| THE DATA |

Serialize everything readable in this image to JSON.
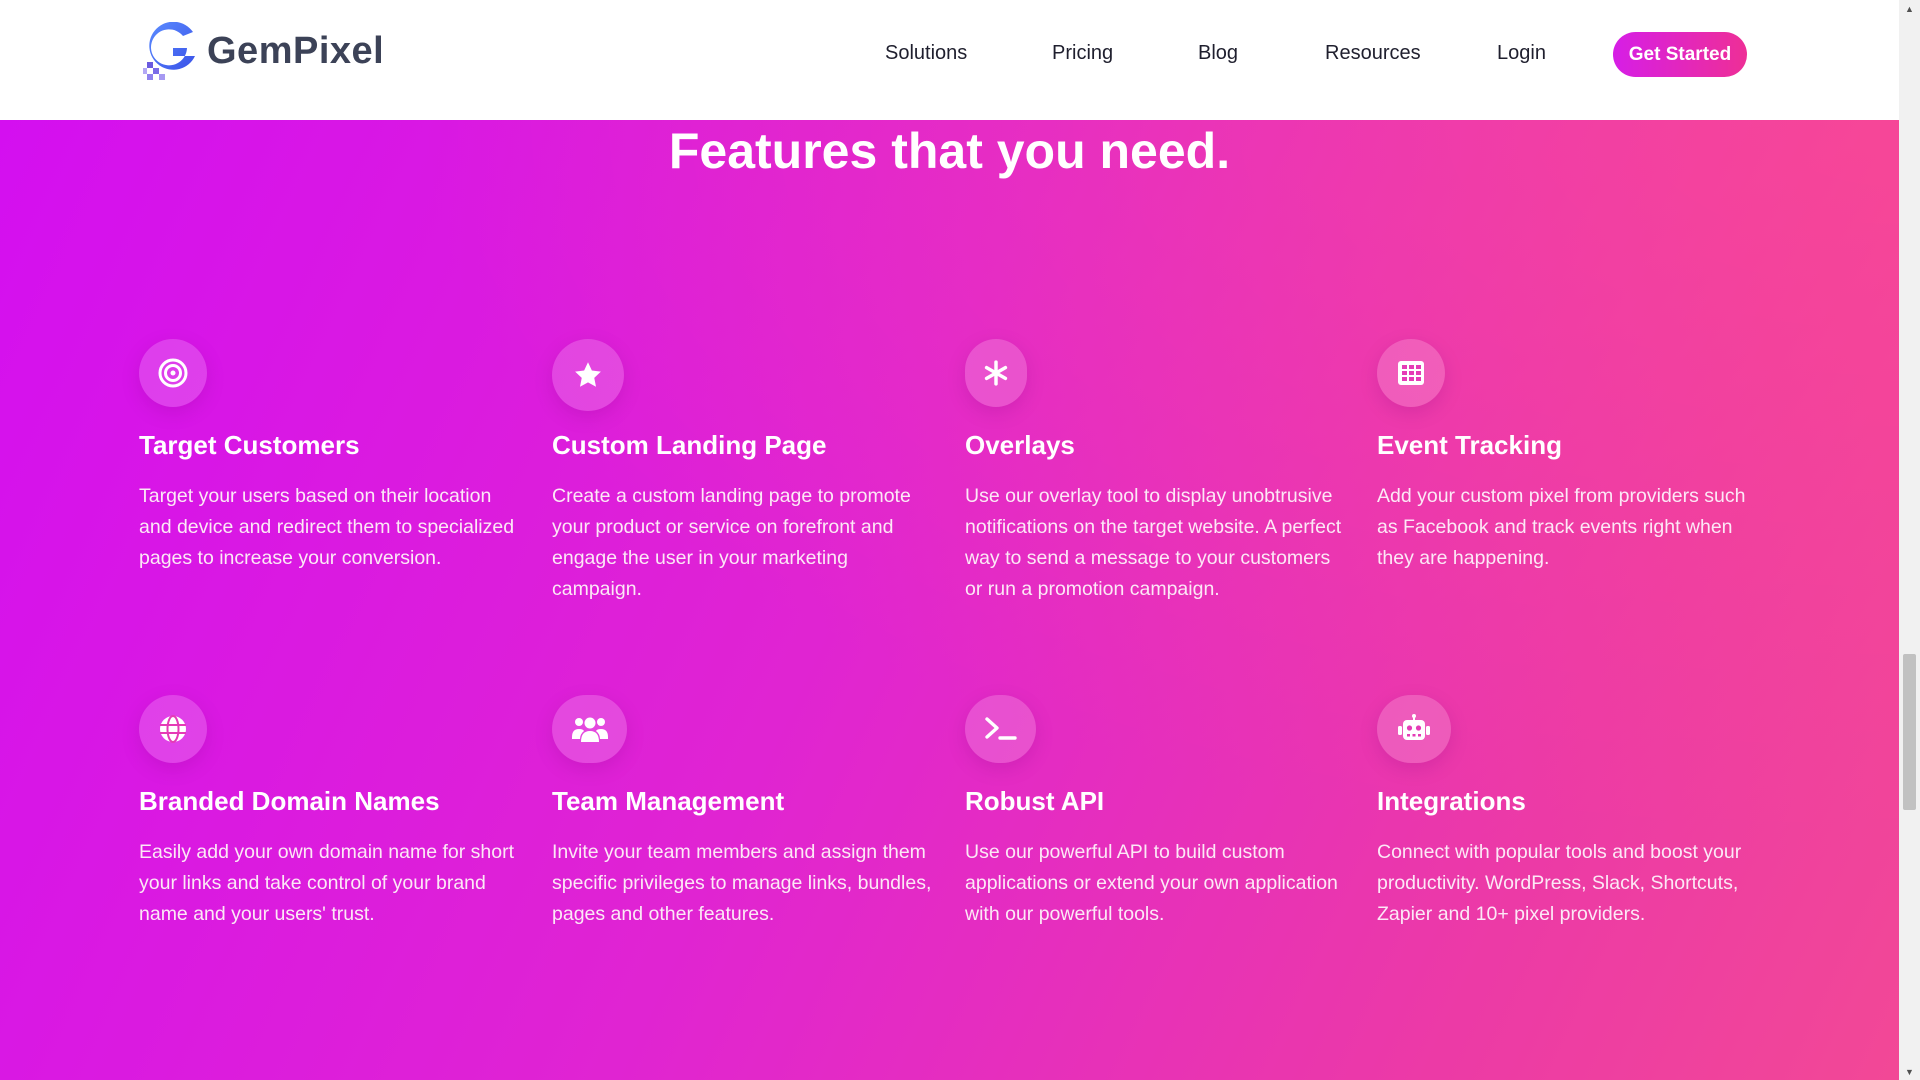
{
  "brand": {
    "name": "GemPixel",
    "colors": {
      "blue": "#4a6cf7",
      "text": "#3c4257",
      "accent": "#d61ee6"
    }
  },
  "nav": {
    "links": [
      "Solutions",
      "Pricing",
      "Blog",
      "Resources",
      "Login"
    ],
    "cta": "Get Started"
  },
  "features": {
    "title": "Features that you need.",
    "items": [
      {
        "icon": "target-icon",
        "title": "Target Customers",
        "description": "Target your users based on their location and device and redirect them to specialized pages to increase your conversion."
      },
      {
        "icon": "star-icon",
        "title": "Custom Landing Page",
        "description": "Create a custom landing page to promote your product or service on forefront and engage the user in your marketing campaign."
      },
      {
        "icon": "asterisk-icon",
        "title": "Overlays",
        "description": "Use our overlay tool to display unobtrusive notifications on the target website. A perfect way to send a message to your customers or run a promotion campaign."
      },
      {
        "icon": "grid-icon",
        "title": "Event Tracking",
        "description": "Add your custom pixel from providers such as Facebook and track events right when they are happening."
      },
      {
        "icon": "globe-icon",
        "title": "Branded Domain Names",
        "description": "Easily add your own domain name for short your links and take control of your brand name and your users' trust."
      },
      {
        "icon": "team-icon",
        "title": "Team Management",
        "description": "Invite your team members and assign them specific privileges to manage links, bundles, pages and other features."
      },
      {
        "icon": "terminal-icon",
        "title": "Robust API",
        "description": "Use our powerful API to build custom applications or extend your own application with our powerful tools."
      },
      {
        "icon": "robot-icon",
        "title": "Integrations",
        "description": "Connect with popular tools and boost your productivity. WordPress, Slack, Shortcuts, Zapier and 10+ pixel providers."
      }
    ]
  }
}
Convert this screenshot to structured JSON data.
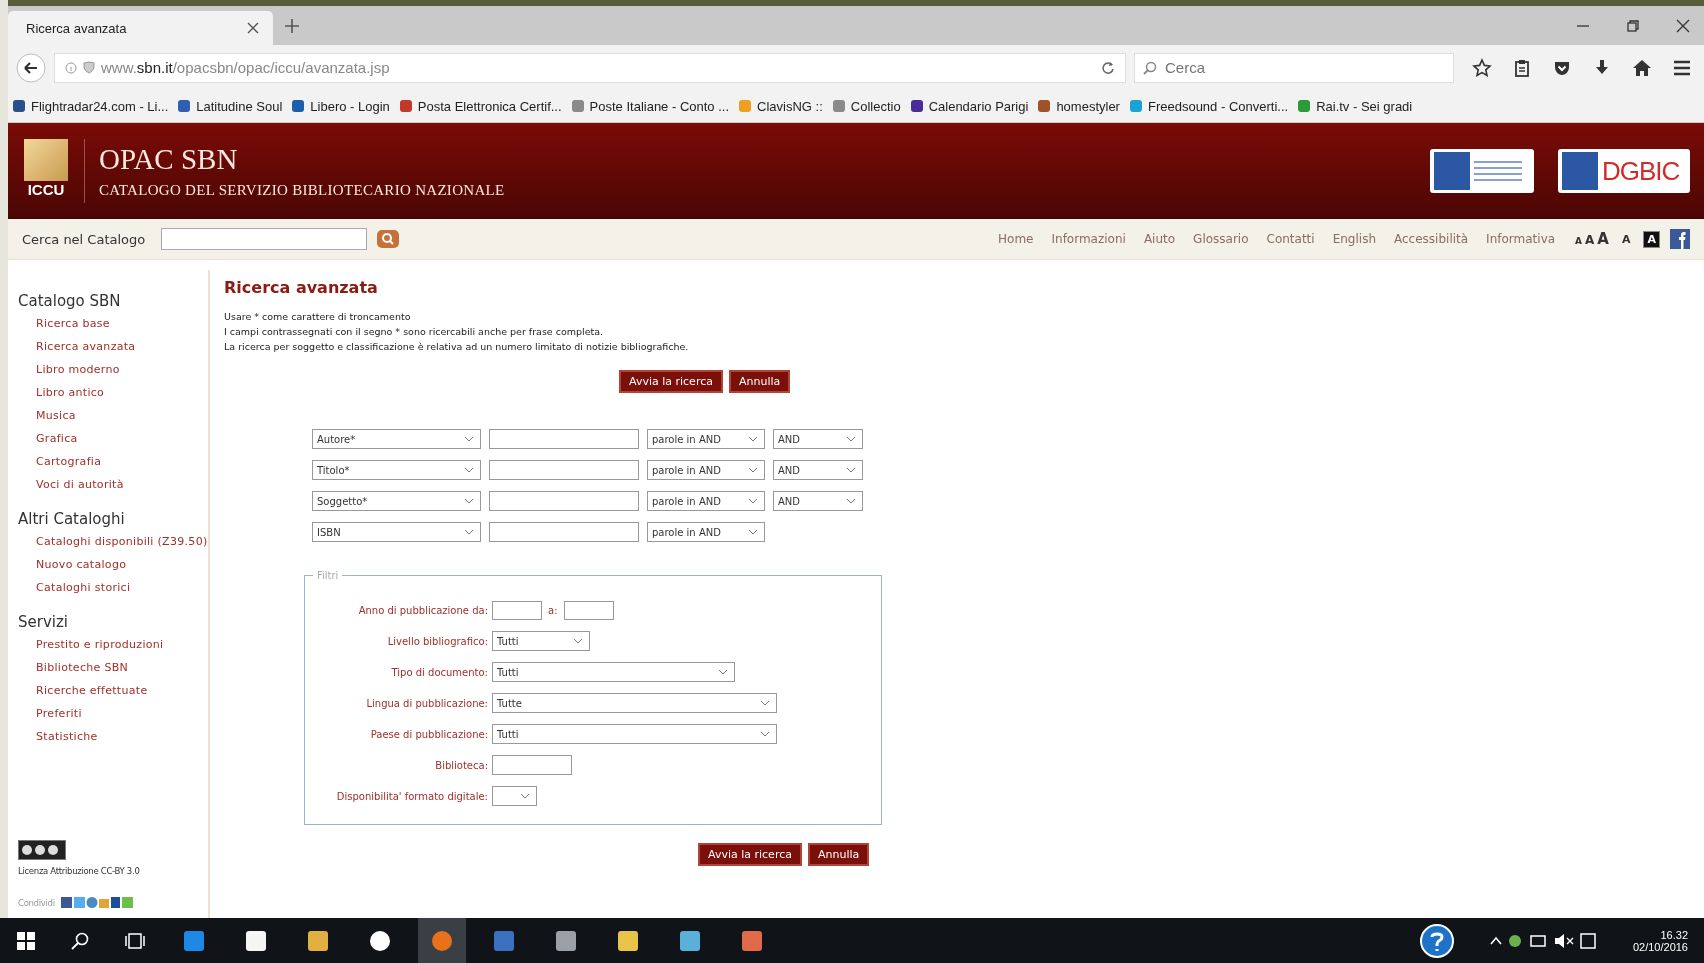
{
  "browser": {
    "tab_title": "Ricerca avanzata",
    "url": "www.**sbn.it**/opacsbn/opac/iccu/avanzata.jsp",
    "search_placeholder": "Cerca",
    "bookmarks": [
      {
        "label": "Flightradar24.com - Li...",
        "color": "#2a4f8a"
      },
      {
        "label": "Latitudine Soul",
        "color": "#2f5fb0"
      },
      {
        "label": "Libero - Login",
        "color": "#1b5fa8"
      },
      {
        "label": "Posta Elettronica Certif...",
        "color": "#c0392b"
      },
      {
        "label": "Poste Italiane - Conto ...",
        "color": "#8a8a8a"
      },
      {
        "label": "ClavisNG ::",
        "color": "#f0a020"
      },
      {
        "label": "Collectio",
        "color": "#8a8a8a"
      },
      {
        "label": "Calendario Parigi",
        "color": "#4a2b9a"
      },
      {
        "label": "homestyler",
        "color": "#a0522d"
      },
      {
        "label": "Freedsound - Converti...",
        "color": "#1aa3d8"
      },
      {
        "label": "Rai.tv - Sei gradi",
        "color": "#2e9b3a"
      }
    ]
  },
  "header": {
    "logo_text": "ICCU",
    "title": "OPAC SBN",
    "subtitle": "CATALOGO DEL SERVIZIO BIBLIOTECARIO NAZIONALE",
    "partner_logo_text": "DGBIC"
  },
  "toolbar": {
    "search_label": "Cerca nel Catalogo",
    "nav_links": [
      "Home",
      "Informazioni",
      "Aiuto",
      "Glossario",
      "Contatti",
      "English",
      "Accessibilità",
      "Informativa"
    ],
    "text_size_buttons": [
      "A",
      "A",
      "A"
    ],
    "contrast_buttons": [
      {
        "label": "A",
        "kind": "normal"
      },
      {
        "label": "A",
        "kind": "inverted"
      }
    ]
  },
  "sidebar": {
    "sections": [
      {
        "title": "Catalogo SBN",
        "items": [
          "Ricerca base",
          "Ricerca avanzata",
          "Libro moderno",
          "Libro antico",
          "Musica",
          "Grafica",
          "Cartografia",
          "Voci di autorità"
        ]
      },
      {
        "title": "Altri Cataloghi",
        "items": [
          "Cataloghi disponibili (Z39.50)",
          "Nuovo catalogo",
          "Cataloghi storici"
        ]
      },
      {
        "title": "Servizi",
        "items": [
          "Prestito e riproduzioni",
          "Biblioteche SBN",
          "Ricerche effettuate",
          "Preferiti",
          "Statistiche"
        ]
      }
    ],
    "license": "Licenza Attribuzione CC-BY 3.0",
    "share_label": "Condividi"
  },
  "main": {
    "title": "Ricerca avanzata",
    "notes": [
      "Usare * come carattere di troncamento",
      "I campi contrassegnati con il segno * sono ricercabili anche per frase completa.",
      "La ricerca per soggetto e classificazione è relativa ad un numero limitato di notizie bibliografiche."
    ],
    "buttons": [
      "Avvia la ricerca",
      "Annulla"
    ],
    "search_rows": [
      {
        "field": "Autore*",
        "mode": "parole in AND",
        "operator": "AND"
      },
      {
        "field": "Titolo*",
        "mode": "parole in AND",
        "operator": "AND"
      },
      {
        "field": "Soggetto*",
        "mode": "parole in AND",
        "operator": "AND"
      },
      {
        "field": "ISBN",
        "mode": "parole in AND"
      }
    ],
    "filters": {
      "legend": "Filtri",
      "rows": [
        {
          "kind": "range",
          "label": "Anno di pubblicazione da:",
          "to_label": "a:"
        },
        {
          "kind": "select",
          "label": "Livello bibliografico:",
          "value": "Tutti"
        },
        {
          "kind": "select",
          "label": "Tipo di documento:",
          "value": "Tutti"
        },
        {
          "kind": "select",
          "label": "Lingua di pubblicazione:",
          "value": "Tutte"
        },
        {
          "kind": "select",
          "label": "Paese di pubblicazione:",
          "value": "Tutti"
        },
        {
          "kind": "input",
          "label": "Biblioteca:"
        },
        {
          "kind": "select",
          "label": "Disponibilita' formato digitale:"
        }
      ]
    },
    "bottom_buttons": [
      "Avvia la ricerca",
      "Annulla"
    ]
  },
  "taskbar": {
    "time": "16.32",
    "date": "02/10/2016"
  }
}
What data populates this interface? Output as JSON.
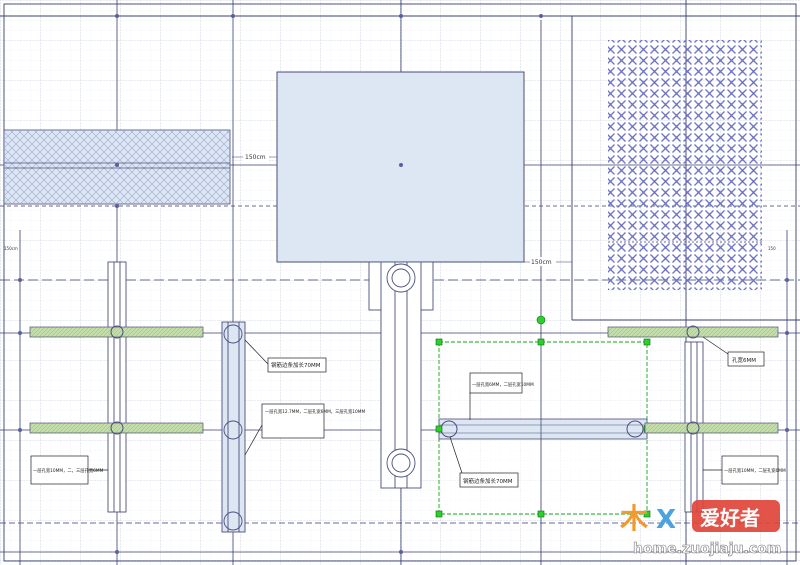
{
  "colors": {
    "background": "#ffffff",
    "grid": "#c9cfe0",
    "guide": "#3a3f6e",
    "part_fill": "#dde6f3",
    "part_stroke": "#4a4f7a",
    "hatch": "#7d82c9",
    "rail_green": "#b9d79e",
    "selection": "#16a516",
    "watermark_orange": "#f29a2e",
    "watermark_blue": "#4aa3df",
    "watermark_red": "#e0453a"
  },
  "dimensions": {
    "top_gap": "150cm",
    "right_gap": "150cm",
    "left_small": "150cm",
    "right_small": "150"
  },
  "callouts": {
    "bar_hole_spacing_a": "钢筋边条加长70MM",
    "bar_hole_spacing_b": "一层孔宽12.7MM，二层孔宽6MM，三层孔宽10MM",
    "left_bottom": "一层孔宽10MM，二，三层孔宽6MM",
    "selected_top": "一层孔宽6MM，二层孔宽10MM",
    "selected_bottom": "钢筋边条加长70MM",
    "right_top": "孔宽6MM",
    "right_bottom": "一层孔宽10MM，二层孔宽6MM"
  },
  "watermark": {
    "logo_text": "木",
    "logo_mid": "X",
    "logo_badge": "爱好者",
    "url": "home.zuojiaju.com"
  },
  "icons": {
    "rotate_handle": "rotate-handle-icon",
    "selection_handle": "selection-handle-icon",
    "connection_point": "connection-point-icon"
  }
}
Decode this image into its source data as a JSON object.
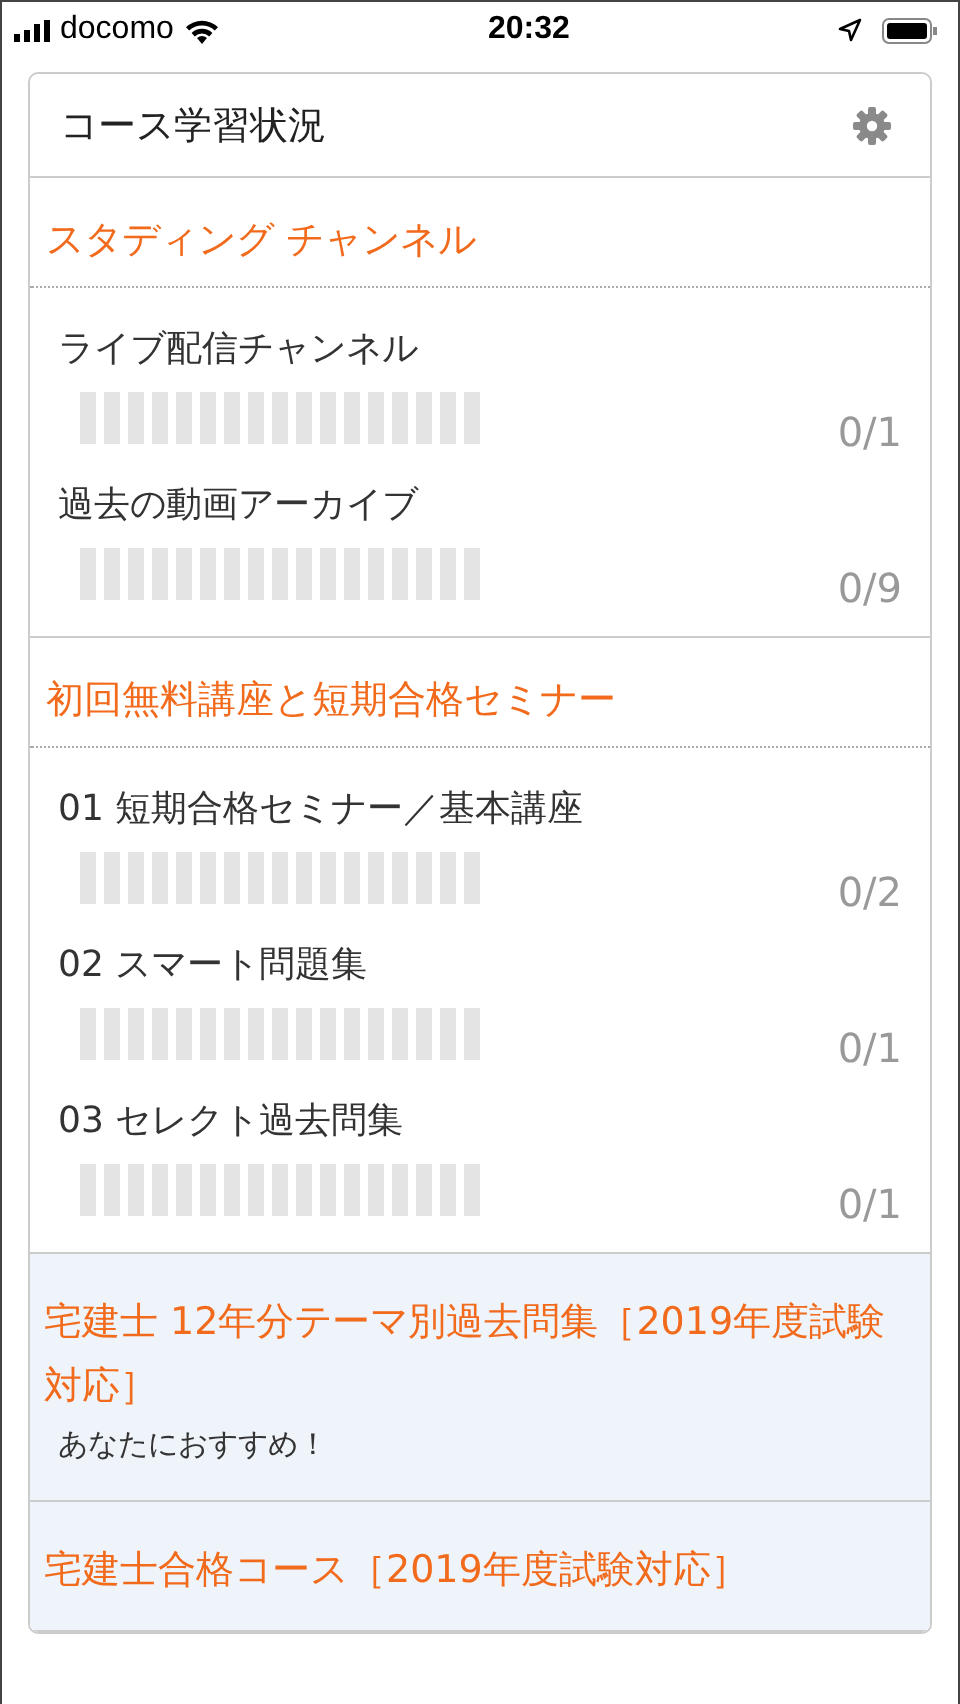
{
  "status_bar": {
    "carrier": "docomo",
    "time": "20:32"
  },
  "card": {
    "title": "コース学習状況",
    "sections": [
      {
        "title": "スタディング チャンネル",
        "items": [
          {
            "name": "ライブ配信チャンネル",
            "count": "0/1"
          },
          {
            "name": "過去の動画アーカイブ",
            "count": "0/9"
          }
        ]
      },
      {
        "title": "初回無料講座と短期合格セミナー",
        "items": [
          {
            "name": "01 短期合格セミナー／基本講座",
            "count": "0/2"
          },
          {
            "name": "02 スマート問題集",
            "count": "0/1"
          },
          {
            "name": "03 セレクト過去問集",
            "count": "0/1"
          }
        ]
      }
    ],
    "recommendations": [
      {
        "title": "宅建士 12年分テーマ別過去問集［2019年度試験対応］",
        "note": "あなたにおすすめ！"
      },
      {
        "title": "宅建士合格コース［2019年度試験対応］"
      }
    ]
  }
}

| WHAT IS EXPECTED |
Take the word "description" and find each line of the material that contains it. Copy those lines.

| FINAL ANSWER |
        "description": "Target your users based on their location and device and redirect them to specialized pages to increase your conversion."
        "description": "Create a custom landing page to promote your product or service on forefront and engage the user in your marketing campaign."
        "description": "Use our overlay tool to display unobtrusive notifications on the target website. A perfect way to send a message to your customers or run a promotion campaign."
        "description": "Add your custom pixel from providers such as Facebook and track events right when they are happening."
        "description": "Easily add your own domain name for short your links and take control of your brand name and your users' trust."
        "description": "Invite your team members and assign them specific privileges to manage links, bundles, pages and other features."
        "description": "Use our powerful API to build custom applications or extend your own application with our powerful tools."
        "description": "Connect with popular tools and boost your productivity. WordPress, Slack, Shortcuts, Zapier and 10+ pixel providers."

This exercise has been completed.